The production of Smokey Joe’s Café at Toby’s Baltimore is not your typical musical. There is no story line to keep track of that binds the musical performances. There is no acting. There is no dialogue. And so unconventional is this musical that the performers don’t have character names. Rather than adhering to a chronological structure or any kind of plot (and some might find fault with that), Smokey Joe’s Café is a musical revue.
What is presented on Toby’s stage is a lightning bolt of energy that brought back to life over three dozen pop, rock and blues standards—some huge hits, some lesser known— mainly from the 1950’s by the prolific composing tandem of Jerry Leiber and Mike Stoller. In producing their own songs, the duo took control of their material, as did the Beatles, for example. “We don't write songs,” Leiber famously said. “We write records.”
The album, Smokey Joe's Cafe: The Songs of Leiber and Stoller, won a Grammy in 1996 for Best Musical Show album. The show’s earlier performers garnered several Tony nominations. It had opened on Broadway in 1995 and closed nearly five years later after 2,036 performances.
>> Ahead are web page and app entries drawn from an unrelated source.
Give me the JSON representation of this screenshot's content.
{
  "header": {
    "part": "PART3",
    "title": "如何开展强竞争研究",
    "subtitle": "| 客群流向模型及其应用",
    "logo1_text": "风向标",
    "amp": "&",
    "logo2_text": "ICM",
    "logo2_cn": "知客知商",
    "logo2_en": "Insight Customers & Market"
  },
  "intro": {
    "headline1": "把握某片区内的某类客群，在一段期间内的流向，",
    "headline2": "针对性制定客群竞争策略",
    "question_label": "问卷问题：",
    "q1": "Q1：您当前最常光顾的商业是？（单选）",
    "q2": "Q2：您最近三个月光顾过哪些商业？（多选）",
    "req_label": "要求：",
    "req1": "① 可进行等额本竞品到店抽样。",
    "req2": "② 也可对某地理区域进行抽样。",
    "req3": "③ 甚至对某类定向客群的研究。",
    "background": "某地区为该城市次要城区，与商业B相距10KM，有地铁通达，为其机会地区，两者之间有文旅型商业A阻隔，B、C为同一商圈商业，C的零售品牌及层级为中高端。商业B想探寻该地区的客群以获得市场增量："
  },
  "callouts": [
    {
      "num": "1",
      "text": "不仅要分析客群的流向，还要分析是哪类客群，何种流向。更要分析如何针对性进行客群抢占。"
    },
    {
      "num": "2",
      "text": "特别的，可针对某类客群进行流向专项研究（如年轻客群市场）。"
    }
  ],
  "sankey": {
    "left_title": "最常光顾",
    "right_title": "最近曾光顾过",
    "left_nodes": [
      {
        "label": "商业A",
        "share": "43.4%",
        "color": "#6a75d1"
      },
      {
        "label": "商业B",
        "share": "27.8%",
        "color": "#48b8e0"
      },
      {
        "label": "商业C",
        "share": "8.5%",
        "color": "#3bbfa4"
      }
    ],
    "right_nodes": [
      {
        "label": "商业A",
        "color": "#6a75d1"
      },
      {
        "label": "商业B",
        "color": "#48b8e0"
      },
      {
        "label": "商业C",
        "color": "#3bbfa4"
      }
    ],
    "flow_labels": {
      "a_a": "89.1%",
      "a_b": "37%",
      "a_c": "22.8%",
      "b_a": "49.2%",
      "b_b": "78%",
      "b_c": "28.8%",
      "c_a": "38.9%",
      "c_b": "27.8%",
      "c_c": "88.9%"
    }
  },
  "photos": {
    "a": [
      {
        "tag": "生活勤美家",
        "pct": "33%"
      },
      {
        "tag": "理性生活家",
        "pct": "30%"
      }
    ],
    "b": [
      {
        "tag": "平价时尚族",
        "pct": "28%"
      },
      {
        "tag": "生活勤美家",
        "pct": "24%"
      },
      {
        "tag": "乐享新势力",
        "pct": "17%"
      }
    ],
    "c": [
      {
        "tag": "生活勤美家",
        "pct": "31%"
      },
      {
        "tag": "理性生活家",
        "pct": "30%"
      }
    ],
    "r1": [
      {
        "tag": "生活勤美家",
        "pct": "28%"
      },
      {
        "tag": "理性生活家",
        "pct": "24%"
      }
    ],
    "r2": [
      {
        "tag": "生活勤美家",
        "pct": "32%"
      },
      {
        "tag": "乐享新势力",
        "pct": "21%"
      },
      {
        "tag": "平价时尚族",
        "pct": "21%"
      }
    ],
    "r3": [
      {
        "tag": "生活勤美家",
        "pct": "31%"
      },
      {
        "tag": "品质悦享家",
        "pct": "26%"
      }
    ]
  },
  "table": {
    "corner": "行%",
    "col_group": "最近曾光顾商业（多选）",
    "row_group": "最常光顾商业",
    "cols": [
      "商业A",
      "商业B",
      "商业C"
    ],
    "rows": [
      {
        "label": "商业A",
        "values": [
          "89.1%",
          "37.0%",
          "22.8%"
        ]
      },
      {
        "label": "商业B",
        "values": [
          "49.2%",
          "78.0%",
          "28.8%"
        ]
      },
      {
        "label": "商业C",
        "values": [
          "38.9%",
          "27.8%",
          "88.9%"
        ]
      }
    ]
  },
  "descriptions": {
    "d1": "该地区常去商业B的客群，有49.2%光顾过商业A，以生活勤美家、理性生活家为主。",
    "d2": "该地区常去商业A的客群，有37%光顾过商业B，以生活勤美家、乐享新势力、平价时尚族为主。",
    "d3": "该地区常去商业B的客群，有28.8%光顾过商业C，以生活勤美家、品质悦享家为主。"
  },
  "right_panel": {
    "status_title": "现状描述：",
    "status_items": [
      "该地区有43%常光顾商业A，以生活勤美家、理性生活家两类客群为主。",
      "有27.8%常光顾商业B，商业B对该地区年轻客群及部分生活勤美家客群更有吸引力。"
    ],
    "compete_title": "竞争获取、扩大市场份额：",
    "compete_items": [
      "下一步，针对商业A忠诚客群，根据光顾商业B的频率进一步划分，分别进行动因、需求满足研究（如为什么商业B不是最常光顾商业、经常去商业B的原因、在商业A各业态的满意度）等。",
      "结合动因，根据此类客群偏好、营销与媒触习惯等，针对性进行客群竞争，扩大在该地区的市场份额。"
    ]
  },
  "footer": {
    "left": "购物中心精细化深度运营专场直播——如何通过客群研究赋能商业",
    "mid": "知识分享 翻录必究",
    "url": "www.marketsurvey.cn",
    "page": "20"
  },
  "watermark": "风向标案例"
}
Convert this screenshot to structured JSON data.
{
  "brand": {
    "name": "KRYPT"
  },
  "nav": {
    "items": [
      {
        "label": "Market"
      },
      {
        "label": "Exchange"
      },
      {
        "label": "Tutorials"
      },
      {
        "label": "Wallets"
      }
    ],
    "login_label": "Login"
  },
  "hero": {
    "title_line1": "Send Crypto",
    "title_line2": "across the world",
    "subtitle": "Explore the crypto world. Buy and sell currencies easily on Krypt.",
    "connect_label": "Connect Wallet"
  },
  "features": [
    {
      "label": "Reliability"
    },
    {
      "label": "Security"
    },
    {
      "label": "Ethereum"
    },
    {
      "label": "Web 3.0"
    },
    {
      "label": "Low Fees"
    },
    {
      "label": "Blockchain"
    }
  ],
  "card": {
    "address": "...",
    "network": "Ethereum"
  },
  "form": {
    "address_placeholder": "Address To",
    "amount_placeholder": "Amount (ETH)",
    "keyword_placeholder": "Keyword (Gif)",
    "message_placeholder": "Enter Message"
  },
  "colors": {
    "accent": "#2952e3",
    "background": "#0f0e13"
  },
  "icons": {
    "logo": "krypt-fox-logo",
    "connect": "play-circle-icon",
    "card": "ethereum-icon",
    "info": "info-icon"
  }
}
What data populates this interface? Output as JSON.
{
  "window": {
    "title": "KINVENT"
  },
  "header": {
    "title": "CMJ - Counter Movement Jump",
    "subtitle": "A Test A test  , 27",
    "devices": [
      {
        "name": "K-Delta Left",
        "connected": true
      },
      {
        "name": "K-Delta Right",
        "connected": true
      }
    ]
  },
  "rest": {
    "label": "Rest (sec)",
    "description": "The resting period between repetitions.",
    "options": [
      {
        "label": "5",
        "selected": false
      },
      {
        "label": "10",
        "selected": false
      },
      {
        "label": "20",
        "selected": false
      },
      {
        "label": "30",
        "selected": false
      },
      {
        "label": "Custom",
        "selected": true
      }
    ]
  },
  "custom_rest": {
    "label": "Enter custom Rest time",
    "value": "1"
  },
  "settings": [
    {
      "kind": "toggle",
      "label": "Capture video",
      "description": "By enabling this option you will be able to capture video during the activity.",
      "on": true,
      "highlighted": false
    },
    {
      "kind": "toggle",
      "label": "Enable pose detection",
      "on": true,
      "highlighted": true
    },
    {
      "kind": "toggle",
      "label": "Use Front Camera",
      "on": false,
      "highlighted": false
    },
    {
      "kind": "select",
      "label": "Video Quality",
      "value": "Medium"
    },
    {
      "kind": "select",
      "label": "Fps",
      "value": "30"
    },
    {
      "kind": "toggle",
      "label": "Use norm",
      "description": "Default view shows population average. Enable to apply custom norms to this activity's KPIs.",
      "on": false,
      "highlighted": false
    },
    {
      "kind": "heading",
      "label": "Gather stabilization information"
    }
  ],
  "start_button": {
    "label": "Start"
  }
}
In 1996 the touring company paid a visit to the Morris A. Mechanic Theatre in Baltimore.
It is a sparkling display of fast-paced, high-tempo performances from the talented young ensemble. There are ten performers in this group, which is an increase over earlier iterations of the show. The nearly forty songs were performed with varying combinations of the cast. Overall, the ensemble offered scintillating, lively performances and was true to the Lieber and Stoller score.
They belted out such favorites as “Kansas City,” “Poison Ivy,” “Jailhouse Rock,” “Love Potion #9,” “Hound Dog,” and a host of others that will make you clap your hands and tap your feet. They crooned to such popular and melodic ballads as “Stand By Me,” “Don’t Be Cruel,” “There Goes My Baby,” “I (Who Have Nothing)” and “Spanish Harlem.”
Under the direction of Kevin McAllister and musical director Cedric Lyles, the strengths of the cast members were well utilized to maximize the performances. Each one had something to offer and their talents were well integrated to create a beautiful tapestry of song and dance.
From the soothing bass voice of Marquise White to the powerful soprano Kelli Blackwell, the numbers they performed were superb as exhibited in their duet in “You’re The Boss.” The other cast members’ vocals were also joyful.
If a performance required some comical body language, then the directors turned to Bryan Daniels, who was a crowd pleaser. His rendition of “Treat Me Nice” treated the audience nicely.
And if choreographers Ashleigh King and Anwar Thomas sought an energetic, versatile dancer to lead in several numbers, then they struck gold with Toby’s veteran Derek Tatum (“Hairspray,” “Chicago,” High School Musical”). His shirtless performance in the song “Don Juan” elicited some shrieks from some audience members who admired his taut physique. Tatum’s Elvis-like dance routine in “Jailhouse Rock” also stood out. In general, the choreography from the cast was as harmonious as the tunes.
The pace of the show was breathtaking. Nearly 40 songs were performed in just over two hours. No pauses, no gaps, no respite in between selections. The performers for the next number were onstage virtually as the previous song ended. As such, the changes to Janine Sunday’s appealing period costumes were executed rapidly and smoothly—a credit to the stage production staff and the performers.
The set was spartan, which did not add or subtract from the quality of the production. Nor did it create a mood harkening back to the 50’s. A blank screen hung behind the performers and reflected some images from time to time but served mainly as a partition between the ensemble and the excellent orchestra. However, nicely designed stairways were used on both sides of the stage in a number of selections. It was clear that the performances were central to the show’s value, not the scenery.
While the musical revue overall doesn’t tell a story, most of these Leiber and Stoller songs do individually. If you’re old enough to remember these tunes, you will truly appreciate this production and bring back those memories. But if not, you should simply relax and enjoy the remarkably talented cast and musicians and tap your feet, which is hard not to do.
Smokey Joe’s Café runs through March 18 at Toby’s Dinner Theatre, 5625 O’Donnell St. (in the Best Western Hotel), Baltimore, MD 21224.. For schedule and ticket information, call 410-649-1660 or visit tobysdinnertheatre.com.
Photo: Chris Christiansen